- virt-v2v cannot change the default kernel in the GRUB2 configuration, and the kernel configured in the guest is not changed during the conversion, even if a more optimal version of the kernel is available on the guest.
- After converting a Debian or Ubuntu VMware guest to KVM, the name of the guest's network interface may change, and thus requires manual configuration.
Conversions from following hypervisors are supported:
- Red Hat Enterprise Linux 5 Xen
- VMware vSphere ESX / ESX(i) - versions 3.5, 4.0, 4.1, 5.0, 5.1, 5.5, 6.0, 6.5, 6.7
Note: virt-v2v conversions of any operating system than listed above, as well as conversions from any other hypervisor than listed above, are not supported by Red Hat, even if they may in some cases work. In addition, virtual machines that use the UEFI firmware are currently supported for conversion only to Red Hat Virtualization.
How does the V2V conversion process work?
virt-v2v automatically creates a guest on the target hypervisor for each of the converted virtual machines. To convert a virtual machine:
1. Prepare the destination host:
1a. Install virt-v2v on the host.
1 b. Configure local storage and network interfaces, if needed. For details of the local storage requirements, see the instructions for your specific conversion scenario.
Note: Ensure that the connection between the conversion server and the system with the foreign hypervisor is as fast as possible and has low latency.
2. Prepare the guest:
2a. For Linux guests, ensure that virtio is enabled on the guest. For details, see Enabling virtio.
2b. Ensure the guest is shutdown/offline before conversion.
3. Convert the virtual machine via the command line with input and output options.
3a. For details about specific conversions, see one of the following:
- Converting a VMware vCenter Linux virtual machine to KVM
- Converting a VMware vCenter Windows machine to KVM
- Converting a Linux machine on a Xen hypervisor to KVM
- Export a guest from VMware as an OVA file, and import it into KVM
3b. Verify the new guest's functions completely before deleting it from its original hypervisor.
For information on converting a virtual machine to run on Red Hat Virtualization, see Importing a Virtual Machine from a VMware Provider.
For information on converting a virtual machine to run on Red Hat Enterprise Linux OpenStack Platform, see Converting VMware guests to import to Red Hat Enterprise Linux OpenStack Platform.
For information on converting a physical machine from another hypervisor with virt-v2v and virt-p2v, see Converting physical machines to KVM virtual machines using virt-p2v in RHEL7.
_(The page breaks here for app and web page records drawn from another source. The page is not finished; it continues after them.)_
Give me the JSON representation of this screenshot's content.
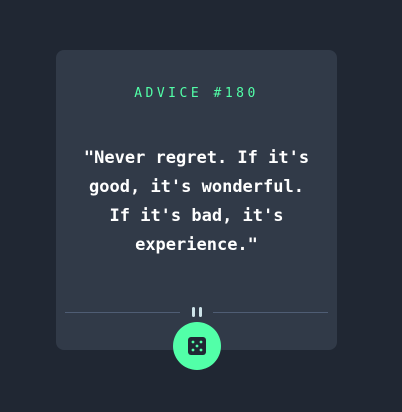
{
  "card": {
    "advice_label": "ADVICE #180",
    "quote": "\"Never regret. If it's good, it's wonderful. If it's bad, it's experience.\""
  },
  "divider": {
    "icon": "pause-icon"
  },
  "dice_button": {
    "icon": "dice-icon",
    "color": "#52ffa8"
  },
  "colors": {
    "background": "#202733",
    "card": "#313a48",
    "accent": "#52ffa8",
    "text": "#ffffff"
  }
}
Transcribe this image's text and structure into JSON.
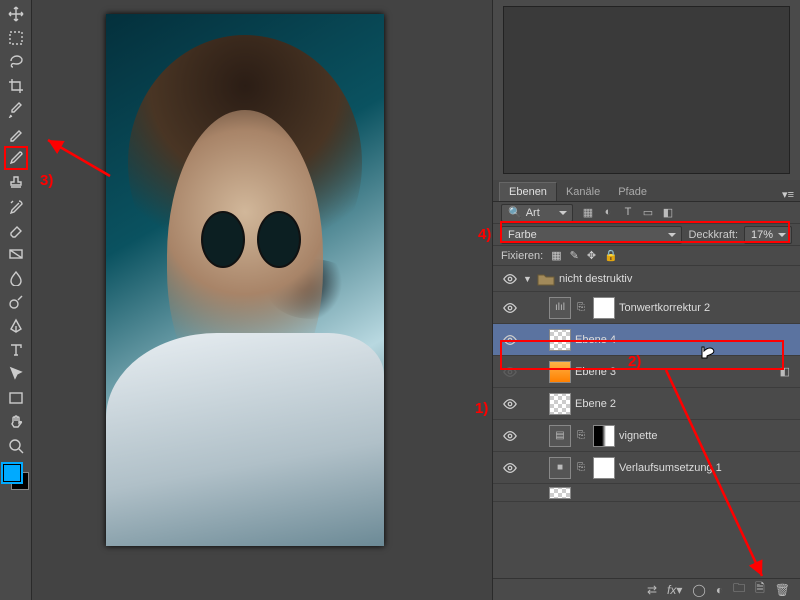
{
  "anno": {
    "a1": "1)",
    "a2": "2)",
    "a3": "3)",
    "a4": "4)"
  },
  "panel": {
    "tabs": {
      "layers": "Ebenen",
      "channels": "Kanäle",
      "paths": "Pfade"
    },
    "filter_label": "Art",
    "blend_mode": "Farbe",
    "opacity_label": "Deckkraft:",
    "opacity_value": "17%",
    "lock_label": "Fixieren:"
  },
  "layers": {
    "group": "nicht destruktiv",
    "l1": "Tonwertkorrektur 2",
    "l2": "Ebene 4",
    "l3": "Ebene 3",
    "l4": "Ebene 2",
    "l5": "vignette",
    "l6": "Verlaufsumsetzung 1"
  }
}
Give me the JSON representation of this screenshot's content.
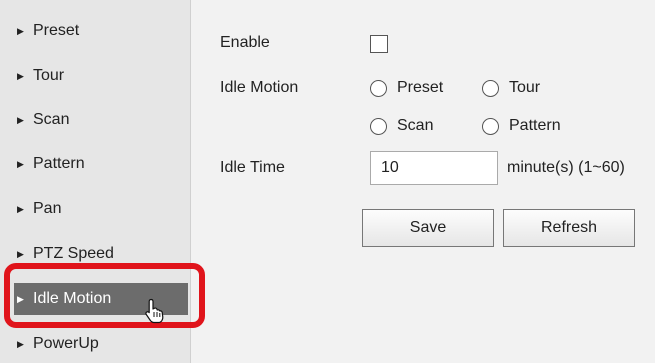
{
  "sidebar": {
    "items": [
      {
        "label": "Preset"
      },
      {
        "label": "Tour"
      },
      {
        "label": "Scan"
      },
      {
        "label": "Pattern"
      },
      {
        "label": "Pan"
      },
      {
        "label": "PTZ Speed"
      },
      {
        "label": "Idle Motion"
      },
      {
        "label": "PowerUp"
      }
    ]
  },
  "form": {
    "enable_label": "Enable",
    "enable_checked": false,
    "idle_motion_label": "Idle Motion",
    "idle_motion_options": [
      "Preset",
      "Tour",
      "Scan",
      "Pattern"
    ],
    "idle_time_label": "Idle Time",
    "idle_time_value": "10",
    "idle_time_unit": "minute(s) (1~60)"
  },
  "buttons": {
    "save": "Save",
    "refresh": "Refresh"
  },
  "colors": {
    "highlight": "#e0141b",
    "active_item": "#6c6c6c"
  }
}
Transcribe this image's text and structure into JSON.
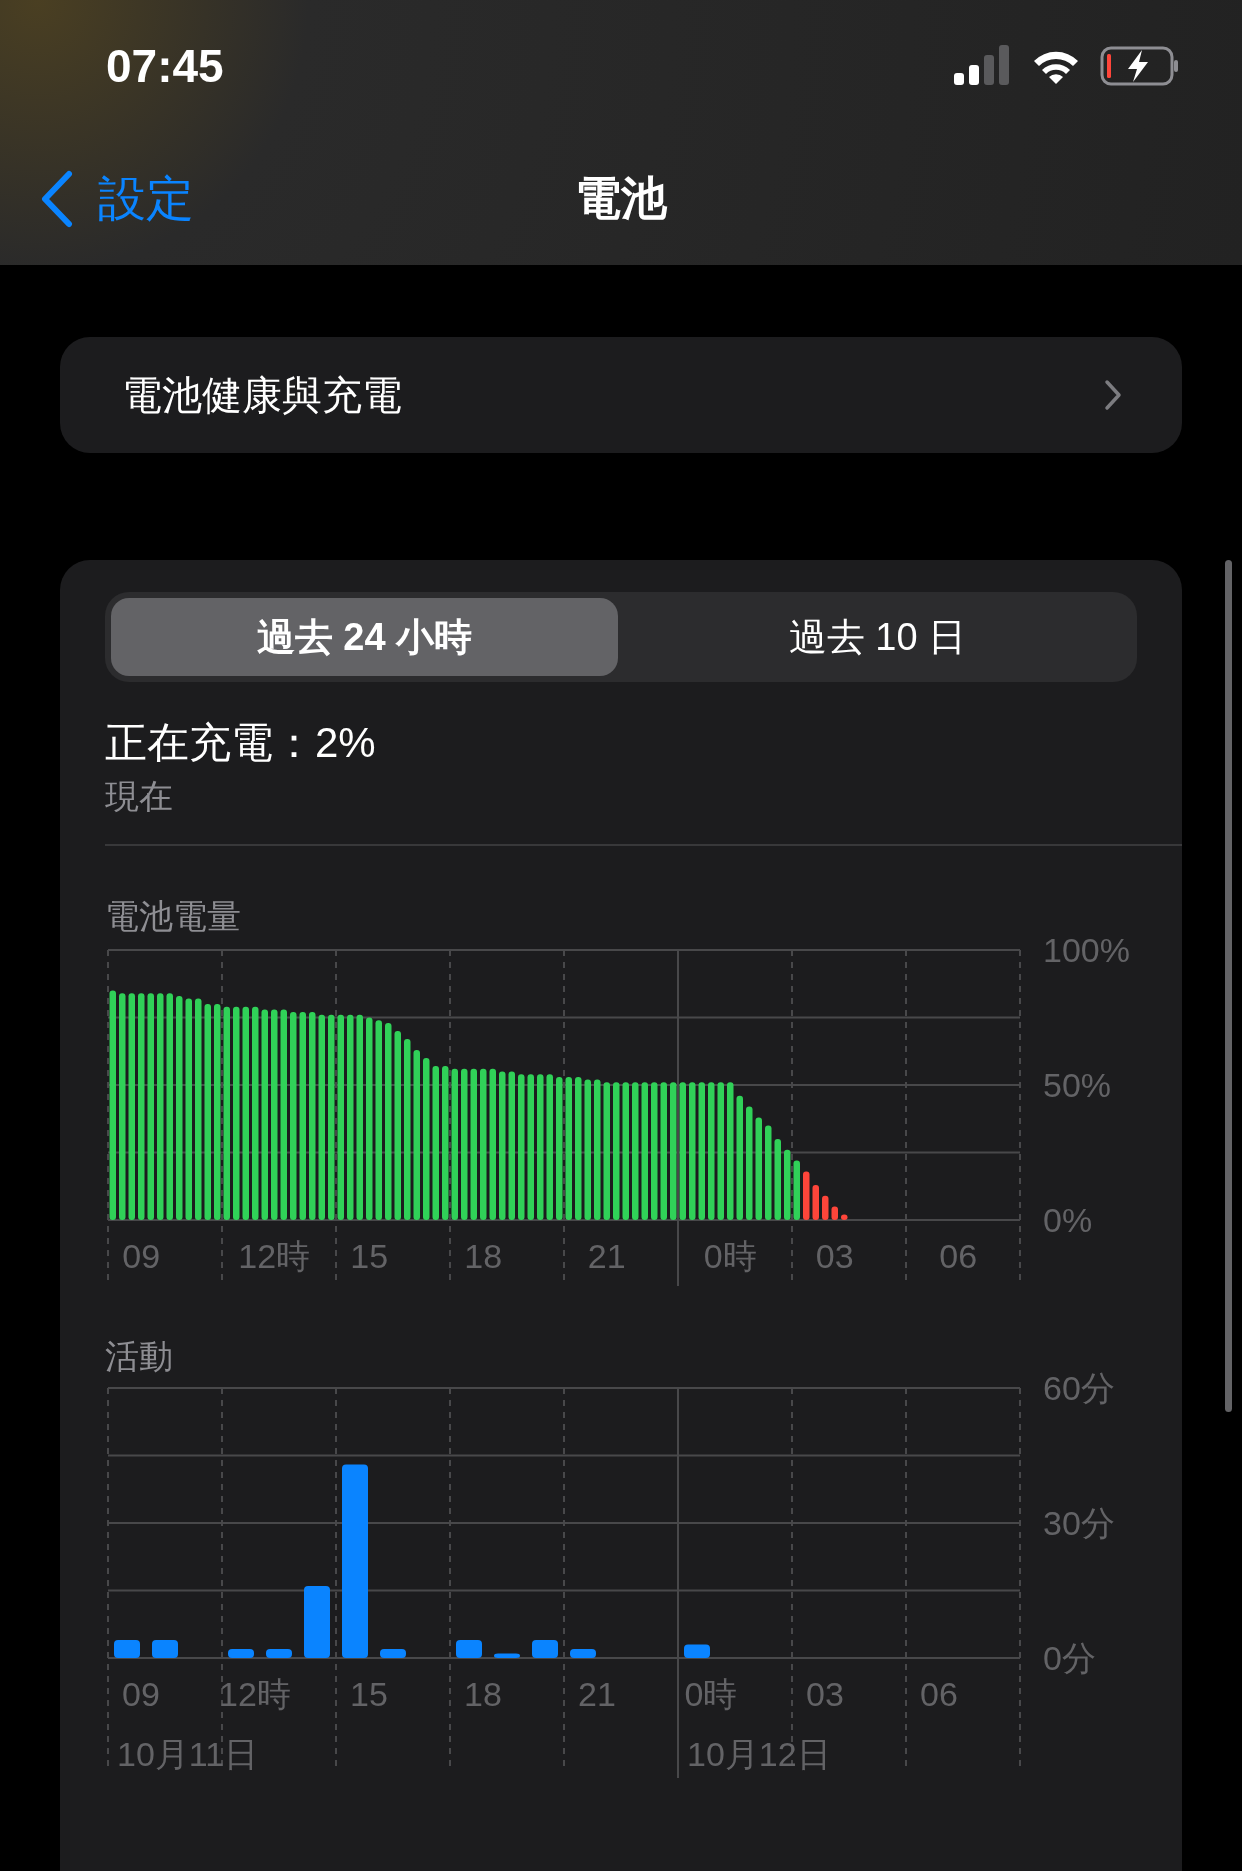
{
  "status_bar": {
    "time": "07:45"
  },
  "nav": {
    "back": "設定",
    "title": "電池"
  },
  "health_row": {
    "label": "電池健康與充電"
  },
  "segments": [
    {
      "label": "過去 24 小時",
      "selected": true
    },
    {
      "label": "過去 10 日",
      "selected": false
    }
  ],
  "charging": {
    "title": "正在充電：2%",
    "subtitle": "現在"
  },
  "battery_level": {
    "chart_data": {
      "type": "bar",
      "title": "電池電量",
      "categories": [
        null,
        null,
        null,
        "09",
        null,
        null,
        null,
        null,
        null,
        null,
        null,
        null,
        null,
        null,
        null,
        null,
        null,
        "12時",
        null,
        null,
        null,
        null,
        null,
        null,
        null,
        null,
        null,
        "15",
        null,
        null,
        null,
        null,
        null,
        null,
        null,
        null,
        null,
        null,
        null,
        "18",
        null,
        null,
        null,
        null,
        null,
        null,
        null,
        null,
        null,
        null,
        null,
        null,
        "21",
        null,
        null,
        null,
        null,
        null,
        null,
        null,
        null,
        null,
        null,
        null,
        null,
        "0時",
        null,
        null,
        null,
        null,
        null,
        null,
        null,
        null,
        null,
        null,
        "03",
        null,
        null,
        null,
        null,
        null,
        null,
        null,
        null,
        null,
        null,
        null,
        null,
        "06",
        null,
        null,
        null,
        null,
        null,
        null
      ],
      "ylim": [
        0,
        100
      ],
      "grid": true,
      "series": [
        {
          "color": "#30d158",
          "values": [
            85,
            84,
            84,
            84,
            84,
            84,
            84,
            83,
            82,
            82,
            80,
            80,
            79,
            79,
            79,
            79,
            78,
            78,
            78,
            77,
            77,
            77,
            76,
            76,
            76,
            76,
            76,
            75,
            74,
            73,
            70,
            67,
            63,
            60,
            57,
            57,
            56,
            56,
            56,
            56,
            56,
            55,
            55,
            54,
            54,
            54,
            54,
            53,
            53,
            53,
            52,
            52,
            51,
            51,
            51,
            51,
            51,
            51,
            51,
            51,
            51,
            51,
            51,
            51,
            51,
            51,
            46,
            42,
            38,
            35,
            30,
            26,
            22,
            null,
            null,
            null,
            null,
            null,
            null,
            null,
            null,
            null,
            null,
            null,
            null,
            null,
            null,
            null,
            null,
            null,
            null,
            null,
            null,
            null,
            null,
            null
          ]
        },
        {
          "color": "#ff453a",
          "values": [
            null,
            null,
            null,
            null,
            null,
            null,
            null,
            null,
            null,
            null,
            null,
            null,
            null,
            null,
            null,
            null,
            null,
            null,
            null,
            null,
            null,
            null,
            null,
            null,
            null,
            null,
            null,
            null,
            null,
            null,
            null,
            null,
            null,
            null,
            null,
            null,
            null,
            null,
            null,
            null,
            null,
            null,
            null,
            null,
            null,
            null,
            null,
            null,
            null,
            null,
            null,
            null,
            null,
            null,
            null,
            null,
            null,
            null,
            null,
            null,
            null,
            null,
            null,
            null,
            null,
            null,
            null,
            null,
            null,
            null,
            null,
            null,
            null,
            18,
            13,
            9,
            5,
            2,
            null,
            null,
            null,
            null,
            null,
            null,
            null,
            null,
            null,
            null,
            null,
            null,
            null,
            null,
            null,
            null,
            null,
            null
          ]
        }
      ],
      "yticks": [
        {
          "value": 100,
          "label": "100%"
        },
        {
          "value": 50,
          "label": "50%"
        },
        {
          "value": 0,
          "label": "0%"
        }
      ]
    }
  },
  "activity": {
    "chart_data": {
      "type": "bar",
      "title": "活動",
      "categories": [
        "09",
        null,
        null,
        "12時",
        null,
        null,
        "15",
        null,
        null,
        "18",
        null,
        null,
        "21",
        null,
        null,
        "0時",
        null,
        null,
        "03",
        null,
        null,
        "06",
        null,
        null
      ],
      "ylim": [
        0,
        60
      ],
      "grid": true,
      "series": [
        {
          "color": "#0a84ff",
          "values": [
            4,
            4,
            0,
            2,
            2,
            16,
            43,
            2,
            0,
            4,
            1,
            4,
            2,
            0,
            0,
            3,
            0,
            0,
            0,
            0,
            0,
            0,
            0,
            0
          ]
        }
      ],
      "yticks": [
        {
          "value": 60,
          "label": "60分"
        },
        {
          "value": 30,
          "label": "30分"
        },
        {
          "value": 0,
          "label": "0分"
        }
      ],
      "annotations": [
        "10月11日",
        "10月12日"
      ]
    }
  }
}
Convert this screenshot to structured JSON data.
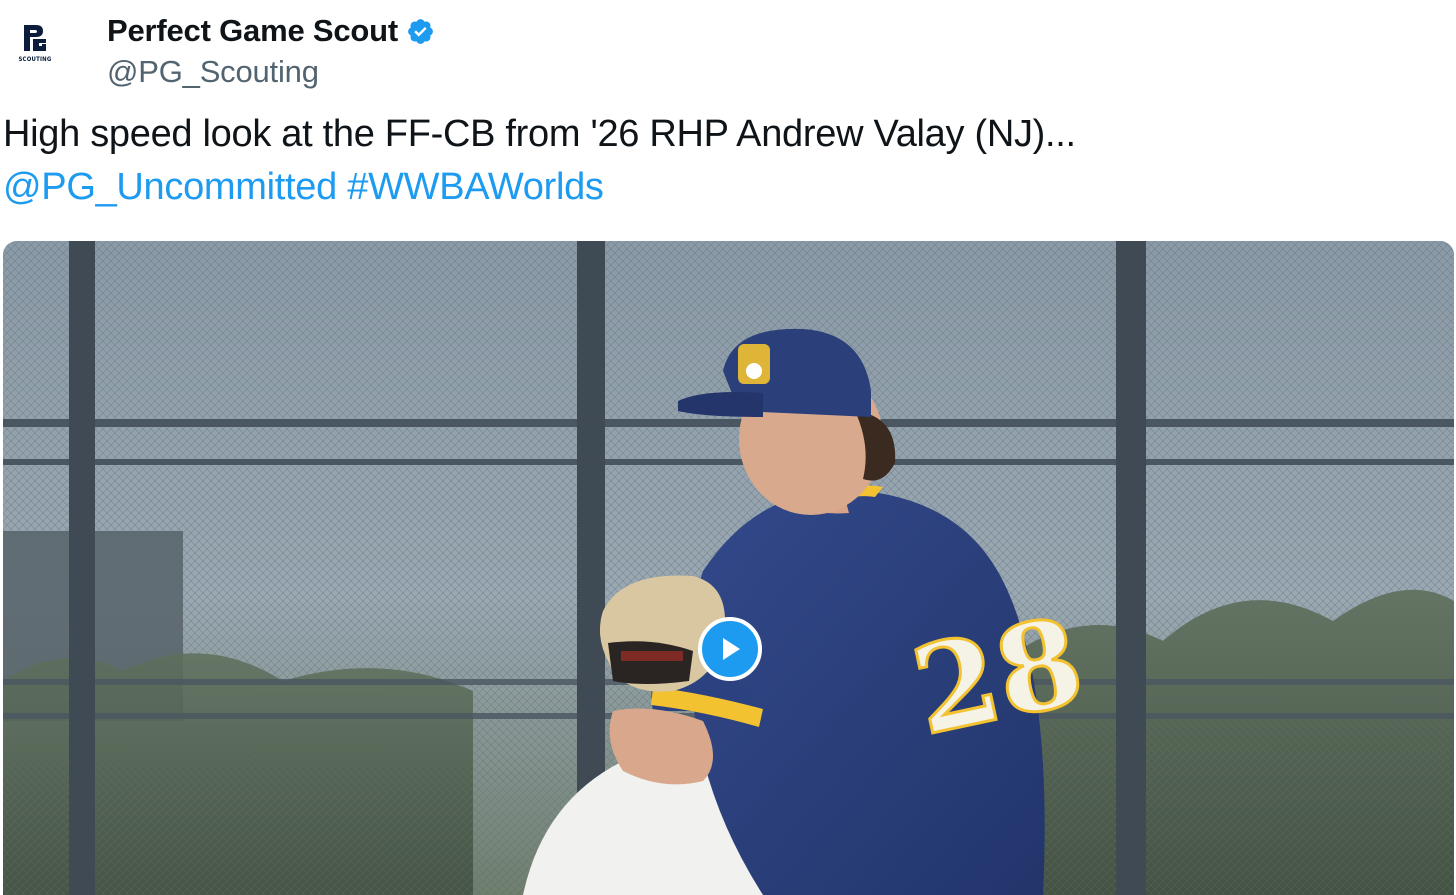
{
  "author": {
    "display_name": "Perfect Game Scout",
    "handle": "@PG_Scouting",
    "verified": true,
    "avatar_caption": "SCOUTING"
  },
  "tweet": {
    "text_main": "High speed look at the FF-CB from '26 RHP Andrew Valay (NJ)...",
    "mention": "@PG_Uncommitted",
    "hashtag": "#WWBAWorlds"
  },
  "media": {
    "type": "video",
    "jersey_number": "28",
    "controls": {
      "play_icon": "play-icon"
    }
  },
  "colors": {
    "link": "#1d9bf0",
    "verified": "#1d9bf0",
    "secondary_text": "#536471",
    "primary_text": "#0f1419",
    "jersey_navy": "#2b3f7a",
    "jersey_gold": "#f2c230"
  }
}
Converting SUSE Linux Enterprise Server and SUSE Linux Enterprise Desktop guest operating systems requires RHEL 7.7 or later, or RHEL 8.
In addition, virtual machines that use X graphics and a SUSE Linux Enterprise Server 11 or SUSE Linux Enterprise Desktop 11 operating system should be re-adjusted after the conversion for the graphics to work properly. To do so, use the sax2 distribution tool in the guest OS after the migration is finished.